─── PROVIDED DATA ───
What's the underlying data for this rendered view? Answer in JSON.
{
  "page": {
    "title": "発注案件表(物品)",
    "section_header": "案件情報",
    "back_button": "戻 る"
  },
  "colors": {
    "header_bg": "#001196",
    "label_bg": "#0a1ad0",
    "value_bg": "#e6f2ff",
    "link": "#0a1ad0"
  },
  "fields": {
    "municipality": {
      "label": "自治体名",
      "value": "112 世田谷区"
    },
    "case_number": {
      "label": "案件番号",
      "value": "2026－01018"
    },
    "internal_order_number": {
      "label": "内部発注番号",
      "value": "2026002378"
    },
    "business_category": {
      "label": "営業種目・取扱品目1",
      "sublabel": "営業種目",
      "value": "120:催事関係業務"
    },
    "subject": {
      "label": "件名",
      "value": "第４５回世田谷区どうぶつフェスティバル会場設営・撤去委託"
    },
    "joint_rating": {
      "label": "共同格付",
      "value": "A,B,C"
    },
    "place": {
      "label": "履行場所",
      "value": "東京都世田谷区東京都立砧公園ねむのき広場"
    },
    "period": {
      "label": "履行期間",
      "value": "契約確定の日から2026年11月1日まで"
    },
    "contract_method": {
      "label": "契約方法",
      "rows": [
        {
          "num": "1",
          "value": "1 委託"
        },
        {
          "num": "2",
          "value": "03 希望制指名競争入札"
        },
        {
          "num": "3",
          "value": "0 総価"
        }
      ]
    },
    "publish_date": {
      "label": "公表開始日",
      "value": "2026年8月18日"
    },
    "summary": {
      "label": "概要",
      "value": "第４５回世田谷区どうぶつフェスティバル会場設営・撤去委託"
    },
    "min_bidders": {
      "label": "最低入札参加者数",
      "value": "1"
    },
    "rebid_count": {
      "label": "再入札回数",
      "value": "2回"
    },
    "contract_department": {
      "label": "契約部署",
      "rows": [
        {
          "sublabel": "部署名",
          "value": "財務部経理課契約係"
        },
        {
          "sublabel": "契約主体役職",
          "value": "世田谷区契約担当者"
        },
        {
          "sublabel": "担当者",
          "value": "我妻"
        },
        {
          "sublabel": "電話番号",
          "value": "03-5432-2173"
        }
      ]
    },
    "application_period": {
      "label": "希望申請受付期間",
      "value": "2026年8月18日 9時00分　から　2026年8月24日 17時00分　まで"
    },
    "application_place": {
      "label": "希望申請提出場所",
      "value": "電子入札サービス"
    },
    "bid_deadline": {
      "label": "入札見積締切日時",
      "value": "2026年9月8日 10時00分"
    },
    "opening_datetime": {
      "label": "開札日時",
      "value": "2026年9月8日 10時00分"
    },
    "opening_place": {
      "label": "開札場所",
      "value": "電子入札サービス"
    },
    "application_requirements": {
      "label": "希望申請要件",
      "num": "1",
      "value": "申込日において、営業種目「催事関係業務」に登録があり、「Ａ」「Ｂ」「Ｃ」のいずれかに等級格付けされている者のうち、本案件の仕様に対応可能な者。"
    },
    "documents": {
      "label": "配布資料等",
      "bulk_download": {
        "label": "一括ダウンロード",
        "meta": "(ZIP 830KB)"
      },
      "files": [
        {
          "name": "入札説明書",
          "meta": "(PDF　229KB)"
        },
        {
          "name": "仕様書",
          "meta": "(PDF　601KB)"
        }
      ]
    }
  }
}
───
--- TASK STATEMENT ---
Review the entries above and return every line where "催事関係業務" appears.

--- RESPONSE AREA ---
      "value": "120:催事関係業務"
      "value": "申込日において、営業種目「催事関係業務」に登録があり、「Ａ」「Ｂ」「Ｃ」のいずれかに等級格付けされている者のうち、本案件の仕様に対応可能な者。"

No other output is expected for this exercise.